> [What this task involves] Print all entries word for word.

> [Data supplied]
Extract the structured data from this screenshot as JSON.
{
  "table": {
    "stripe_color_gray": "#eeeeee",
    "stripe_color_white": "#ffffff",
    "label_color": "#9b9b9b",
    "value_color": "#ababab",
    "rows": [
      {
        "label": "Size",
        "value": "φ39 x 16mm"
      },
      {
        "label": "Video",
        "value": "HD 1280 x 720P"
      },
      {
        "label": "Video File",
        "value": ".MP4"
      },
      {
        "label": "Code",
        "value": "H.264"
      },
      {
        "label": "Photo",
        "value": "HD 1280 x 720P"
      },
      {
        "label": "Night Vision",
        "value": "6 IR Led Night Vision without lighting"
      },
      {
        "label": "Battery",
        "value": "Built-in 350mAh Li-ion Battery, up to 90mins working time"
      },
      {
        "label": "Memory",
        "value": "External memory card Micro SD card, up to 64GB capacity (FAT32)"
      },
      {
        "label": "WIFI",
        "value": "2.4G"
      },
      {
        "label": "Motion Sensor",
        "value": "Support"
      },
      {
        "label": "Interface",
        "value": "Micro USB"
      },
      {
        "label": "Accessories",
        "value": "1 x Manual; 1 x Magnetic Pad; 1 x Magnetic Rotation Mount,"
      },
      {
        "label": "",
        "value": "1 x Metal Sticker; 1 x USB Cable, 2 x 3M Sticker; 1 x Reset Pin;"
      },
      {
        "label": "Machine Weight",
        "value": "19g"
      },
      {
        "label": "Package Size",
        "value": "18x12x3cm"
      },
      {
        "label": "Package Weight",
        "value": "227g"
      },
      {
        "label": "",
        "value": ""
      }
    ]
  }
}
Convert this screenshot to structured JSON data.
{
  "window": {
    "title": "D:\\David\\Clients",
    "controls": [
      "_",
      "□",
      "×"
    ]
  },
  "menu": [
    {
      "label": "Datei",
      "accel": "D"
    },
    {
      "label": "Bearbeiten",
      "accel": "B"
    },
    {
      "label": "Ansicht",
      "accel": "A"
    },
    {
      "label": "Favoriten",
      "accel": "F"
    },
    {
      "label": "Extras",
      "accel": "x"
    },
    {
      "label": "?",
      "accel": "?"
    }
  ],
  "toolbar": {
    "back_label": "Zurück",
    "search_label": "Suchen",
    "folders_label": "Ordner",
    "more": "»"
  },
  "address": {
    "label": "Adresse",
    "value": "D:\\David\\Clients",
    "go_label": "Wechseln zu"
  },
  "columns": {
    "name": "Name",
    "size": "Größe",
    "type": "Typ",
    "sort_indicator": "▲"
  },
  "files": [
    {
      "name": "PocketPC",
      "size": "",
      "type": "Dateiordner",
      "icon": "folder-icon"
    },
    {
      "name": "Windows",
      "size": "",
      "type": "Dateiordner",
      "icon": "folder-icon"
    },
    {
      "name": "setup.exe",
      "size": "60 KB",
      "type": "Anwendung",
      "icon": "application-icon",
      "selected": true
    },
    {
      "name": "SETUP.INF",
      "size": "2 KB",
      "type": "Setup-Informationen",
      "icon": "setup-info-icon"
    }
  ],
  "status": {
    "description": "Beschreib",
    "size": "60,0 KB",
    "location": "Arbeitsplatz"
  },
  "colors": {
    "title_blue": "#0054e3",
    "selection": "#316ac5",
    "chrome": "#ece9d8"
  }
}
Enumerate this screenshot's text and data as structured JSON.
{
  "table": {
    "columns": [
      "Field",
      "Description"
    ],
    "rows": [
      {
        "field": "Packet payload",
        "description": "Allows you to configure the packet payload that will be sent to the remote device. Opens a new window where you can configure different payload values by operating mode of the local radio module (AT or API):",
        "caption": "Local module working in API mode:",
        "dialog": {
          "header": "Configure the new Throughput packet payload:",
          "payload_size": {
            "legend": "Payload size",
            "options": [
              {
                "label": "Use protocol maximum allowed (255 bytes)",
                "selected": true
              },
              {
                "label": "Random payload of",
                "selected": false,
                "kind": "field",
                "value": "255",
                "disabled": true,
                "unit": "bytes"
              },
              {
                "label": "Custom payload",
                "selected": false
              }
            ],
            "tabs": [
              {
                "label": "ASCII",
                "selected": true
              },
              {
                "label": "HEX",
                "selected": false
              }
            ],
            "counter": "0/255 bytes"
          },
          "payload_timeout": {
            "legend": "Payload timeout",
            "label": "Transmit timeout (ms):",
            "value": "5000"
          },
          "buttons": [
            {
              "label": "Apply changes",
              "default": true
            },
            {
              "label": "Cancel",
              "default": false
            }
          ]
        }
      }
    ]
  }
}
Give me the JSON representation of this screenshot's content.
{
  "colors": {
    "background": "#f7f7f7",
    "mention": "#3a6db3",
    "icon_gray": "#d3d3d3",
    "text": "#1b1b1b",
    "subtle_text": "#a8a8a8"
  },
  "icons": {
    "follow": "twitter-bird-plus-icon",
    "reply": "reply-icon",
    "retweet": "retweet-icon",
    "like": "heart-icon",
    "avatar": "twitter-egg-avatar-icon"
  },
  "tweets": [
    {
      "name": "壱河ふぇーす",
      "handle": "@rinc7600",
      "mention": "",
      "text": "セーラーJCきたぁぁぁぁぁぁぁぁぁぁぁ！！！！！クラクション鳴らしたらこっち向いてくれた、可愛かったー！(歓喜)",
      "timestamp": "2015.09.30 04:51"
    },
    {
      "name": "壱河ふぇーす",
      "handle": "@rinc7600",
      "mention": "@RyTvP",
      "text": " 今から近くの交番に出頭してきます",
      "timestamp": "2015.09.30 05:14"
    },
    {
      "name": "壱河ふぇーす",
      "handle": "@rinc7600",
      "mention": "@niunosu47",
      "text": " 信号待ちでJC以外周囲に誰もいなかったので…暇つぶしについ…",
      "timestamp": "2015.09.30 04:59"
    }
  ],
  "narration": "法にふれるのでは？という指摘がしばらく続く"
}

> [Task answer]
Extract the structured data from this screenshot as JSON.
{
  "table": {
    "stripe_color_gray": "#eeeeee",
    "stripe_color_white": "#ffffff",
    "label_color": "#9b9b9b",
    "value_color": "#ababab",
    "rows": [
      {
        "label": "Size",
        "value": "φ39 x 16mm"
      },
      {
        "label": "Video",
        "value": "HD 1280 x 720P"
      },
      {
        "label": "Video File",
        "value": ".MP4"
      },
      {
        "label": "Code",
        "value": "H.264"
      },
      {
        "label": "Photo",
        "value": "HD 1280 x 720P"
      },
      {
        "label": "Night Vision",
        "value": "6 IR Led Night Vision without lighting"
      },
      {
        "label": "Battery",
        "value": "Built-in 350mAh Li-ion Battery, up to 90mins working time"
      },
      {
        "label": "Memory",
        "value": "External memory card Micro SD card, up to 64GB capacity (FAT32)"
      },
      {
        "label": "WIFI",
        "value": "2.4G"
      },
      {
        "label": "Motion Sensor",
        "value": "Support"
      },
      {
        "label": "Interface",
        "value": "Micro USB"
      },
      {
        "label": "Accessories",
        "value": "1 x Manual; 1 x Magnetic Pad; 1 x Magnetic Rotation Mount,"
      },
      {
        "label": "",
        "value": "1 x Metal Sticker; 1 x USB Cable, 2 x 3M Sticker; 1 x Reset Pin;"
      },
      {
        "label": "Machine Weight",
        "value": "19g"
      },
      {
        "label": "Package Size",
        "value": "18x12x3cm"
      },
      {
        "label": "Package Weight",
        "value": "227g"
      },
      {
        "label": "",
        "value": ""
      }
    ]
  }
}
Convert this screenshot to structured JSON data.
{
  "window": {
    "title": "D:\\David\\Clients",
    "controls": [
      "_",
      "□",
      "×"
    ]
  },
  "menu": [
    {
      "label": "Datei",
      "accel": "D"
    },
    {
      "label": "Bearbeiten",
      "accel": "B"
    },
    {
      "label": "Ansicht",
      "accel": "A"
    },
    {
      "label": "Favoriten",
      "accel": "F"
    },
    {
      "label": "Extras",
      "accel": "x"
    },
    {
      "label": "?",
      "accel": "?"
    }
  ],
  "toolbar": {
    "back_label": "Zurück",
    "search_label": "Suchen",
    "folders_label": "Ordner",
    "more": "»"
  },
  "address": {
    "label": "Adresse",
    "value": "D:\\David\\Clients",
    "go_label": "Wechseln zu"
  },
  "columns": {
    "name": "Name",
    "size": "Größe",
    "type": "Typ",
    "sort_indicator": "▲"
  },
  "files": [
    {
      "name": "PocketPC",
      "size": "",
      "type": "Dateiordner",
      "icon": "folder-icon"
    },
    {
      "name": "Windows",
      "size": "",
      "type": "Dateiordner",
      "icon": "folder-icon"
    },
    {
      "name": "setup.exe",
      "size": "60 KB",
      "type": "Anwendung",
      "icon": "application-icon",
      "selected": true
    },
    {
      "name": "SETUP.INF",
      "size": "2 KB",
      "type": "Setup-Informationen",
      "icon": "setup-info-icon"
    }
  ],
  "status": {
    "description": "Beschreib",
    "size": "60,0 KB",
    "location": "Arbeitsplatz"
  },
  "colors": {
    "title_blue": "#0054e3",
    "selection": "#316ac5",
    "chrome": "#ece9d8"
  }
}
Enumerate this screenshot's text and data as structured JSON.
{
  "table": {
    "columns": [
      "Field",
      "Description"
    ],
    "rows": [
      {
        "field": "Packet payload",
        "description": "Allows you to configure the packet payload that will be sent to the remote device. Opens a new window where you can configure different payload values by operating mode of the local radio module (AT or API):",
        "caption": "Local module working in API mode:",
        "dialog": {
          "header": "Configure the new Throughput packet payload:",
          "payload_size": {
            "legend": "Payload size",
            "options": [
              {
                "label": "Use protocol maximum allowed (255 bytes)",
                "selected": true
              },
              {
                "label": "Random payload of",
                "selected": false,
                "kind": "field",
                "value": "255",
                "disabled": true,
                "unit": "bytes"
              },
              {
                "label": "Custom payload",
                "selected": false
              }
            ],
            "tabs": [
              {
                "label": "ASCII",
                "selected": true
              },
              {
                "label": "HEX",
                "selected": false
              }
            ],
            "counter": "0/255 bytes"
          },
          "payload_timeout": {
            "legend": "Payload timeout",
            "label": "Transmit timeout (ms):",
            "value": "5000"
          },
          "buttons": [
            {
              "label": "Apply changes",
              "default": true
            },
            {
              "label": "Cancel",
              "default": false
            }
          ]
        }
      }
    ]
  }
}
Give me the JSON representation of this screenshot's content.
{
  "colors": {
    "background": "#f7f7f7",
    "mention": "#3a6db3",
    "icon_gray": "#d3d3d3",
    "text": "#1b1b1b",
    "subtle_text": "#a8a8a8"
  },
  "icons": {
    "follow": "twitter-bird-plus-icon",
    "reply": "reply-icon",
    "retweet": "retweet-icon",
    "like": "heart-icon",
    "avatar": "twitter-egg-avatar-icon"
  },
  "tweets": [
    {
      "name": "壱河ふぇーす",
      "handle": "@rinc7600",
      "mention": "",
      "text": "セーラーJCきたぁぁぁぁぁぁぁぁぁぁぁ！！！！！クラクション鳴らしたらこっち向いてくれた、可愛かったー！(歓喜)",
      "timestamp": "2015.09.30 04:51"
    },
    {
      "name": "壱河ふぇーす",
      "handle": "@rinc7600",
      "mention": "@RyTvP",
      "text": " 今から近くの交番に出頭してきます",
      "timestamp": "2015.09.30 05:14"
    },
    {
      "name": "壱河ふぇーす",
      "handle": "@rinc7600",
      "mention": "@niunosu47",
      "text": " 信号待ちでJC以外周囲に誰もいなかったので…暇つぶしについ…",
      "timestamp": "2015.09.30 04:59"
    }
  ],
  "narration": "法にふれるのでは？という指摘がしばらく続く"
}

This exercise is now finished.